Activity:
Copy exactly and only the lines running from the one that contains "What's the underlying" to the final line of the data below, without the pictures.

Information:
┌────────
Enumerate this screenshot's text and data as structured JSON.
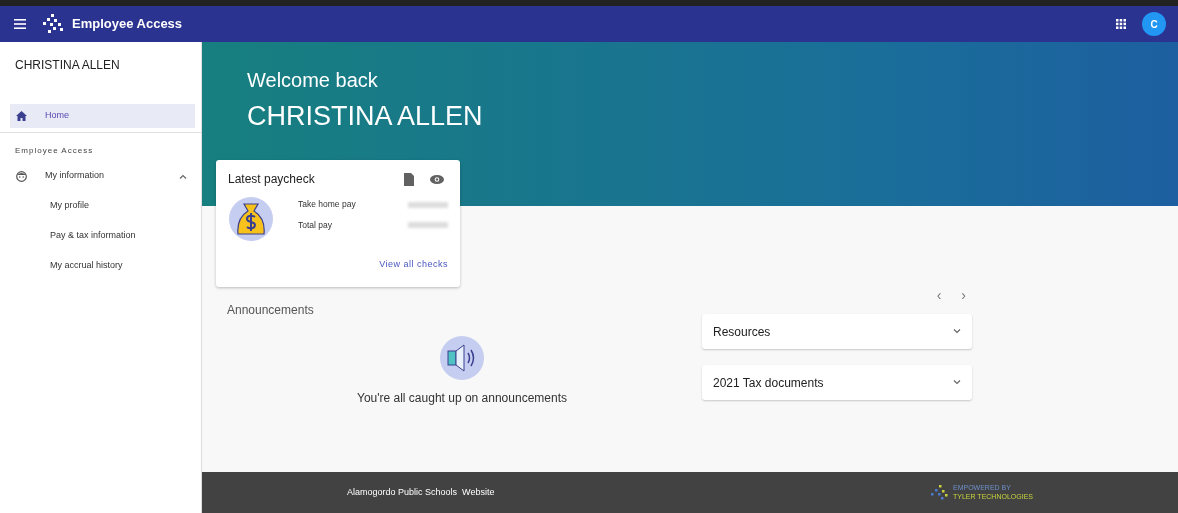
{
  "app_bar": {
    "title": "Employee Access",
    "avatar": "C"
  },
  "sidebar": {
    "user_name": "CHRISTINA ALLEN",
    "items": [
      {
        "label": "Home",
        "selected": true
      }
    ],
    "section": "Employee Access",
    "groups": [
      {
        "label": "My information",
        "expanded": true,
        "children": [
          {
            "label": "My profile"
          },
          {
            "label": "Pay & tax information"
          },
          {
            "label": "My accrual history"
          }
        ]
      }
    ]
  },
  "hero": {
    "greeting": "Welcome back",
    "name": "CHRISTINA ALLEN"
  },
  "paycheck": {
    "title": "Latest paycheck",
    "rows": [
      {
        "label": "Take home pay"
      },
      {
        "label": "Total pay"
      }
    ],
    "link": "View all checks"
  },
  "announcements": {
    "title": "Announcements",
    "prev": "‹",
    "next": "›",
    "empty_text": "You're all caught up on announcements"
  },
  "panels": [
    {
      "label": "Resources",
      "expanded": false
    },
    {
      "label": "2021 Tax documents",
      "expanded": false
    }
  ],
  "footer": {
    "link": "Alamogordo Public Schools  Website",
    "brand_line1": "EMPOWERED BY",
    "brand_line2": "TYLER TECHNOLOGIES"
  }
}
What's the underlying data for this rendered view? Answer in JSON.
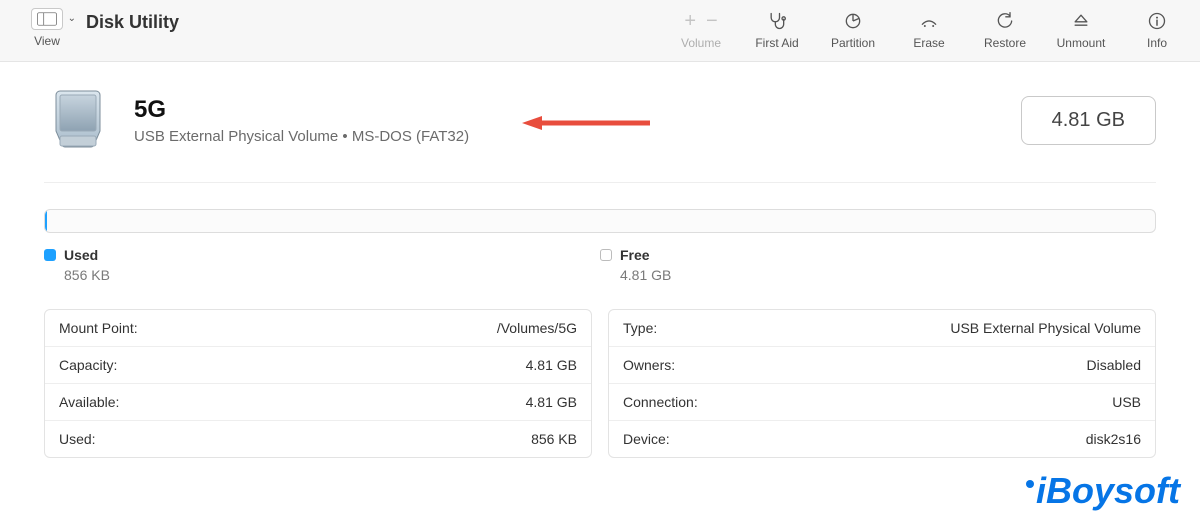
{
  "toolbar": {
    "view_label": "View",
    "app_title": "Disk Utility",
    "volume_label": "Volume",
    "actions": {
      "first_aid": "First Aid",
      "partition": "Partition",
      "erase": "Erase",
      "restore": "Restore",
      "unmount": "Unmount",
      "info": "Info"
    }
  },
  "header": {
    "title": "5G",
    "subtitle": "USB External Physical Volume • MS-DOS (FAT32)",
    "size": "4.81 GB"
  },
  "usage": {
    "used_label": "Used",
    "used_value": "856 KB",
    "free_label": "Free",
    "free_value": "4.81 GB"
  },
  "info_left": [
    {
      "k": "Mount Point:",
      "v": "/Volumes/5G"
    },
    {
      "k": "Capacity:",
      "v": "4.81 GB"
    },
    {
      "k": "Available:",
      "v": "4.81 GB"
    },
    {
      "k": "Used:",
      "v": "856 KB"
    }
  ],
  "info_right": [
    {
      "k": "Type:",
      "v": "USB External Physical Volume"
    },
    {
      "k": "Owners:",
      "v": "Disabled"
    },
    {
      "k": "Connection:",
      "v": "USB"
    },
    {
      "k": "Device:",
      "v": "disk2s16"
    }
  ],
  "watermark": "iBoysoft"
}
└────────
Output:
What's the underlying data for this rendered view? Answer in JSON.
{
  "toolbar": {
    "view_label": "View",
    "app_title": "Disk Utility",
    "volume_label": "Volume",
    "actions": {
      "first_aid": "First Aid",
      "partition": "Partition",
      "erase": "Erase",
      "restore": "Restore",
      "unmount": "Unmount",
      "info": "Info"
    }
  },
  "header": {
    "title": "5G",
    "subtitle": "USB External Physical Volume • MS-DOS (FAT32)",
    "size": "4.81 GB"
  },
  "usage": {
    "used_label": "Used",
    "used_value": "856 KB",
    "free_label": "Free",
    "free_value": "4.81 GB"
  },
  "info_left": [
    {
      "k": "Mount Point:",
      "v": "/Volumes/5G"
    },
    {
      "k": "Capacity:",
      "v": "4.81 GB"
    },
    {
      "k": "Available:",
      "v": "4.81 GB"
    },
    {
      "k": "Used:",
      "v": "856 KB"
    }
  ],
  "info_right": [
    {
      "k": "Type:",
      "v": "USB External Physical Volume"
    },
    {
      "k": "Owners:",
      "v": "Disabled"
    },
    {
      "k": "Connection:",
      "v": "USB"
    },
    {
      "k": "Device:",
      "v": "disk2s16"
    }
  ],
  "watermark": "iBoysoft"
}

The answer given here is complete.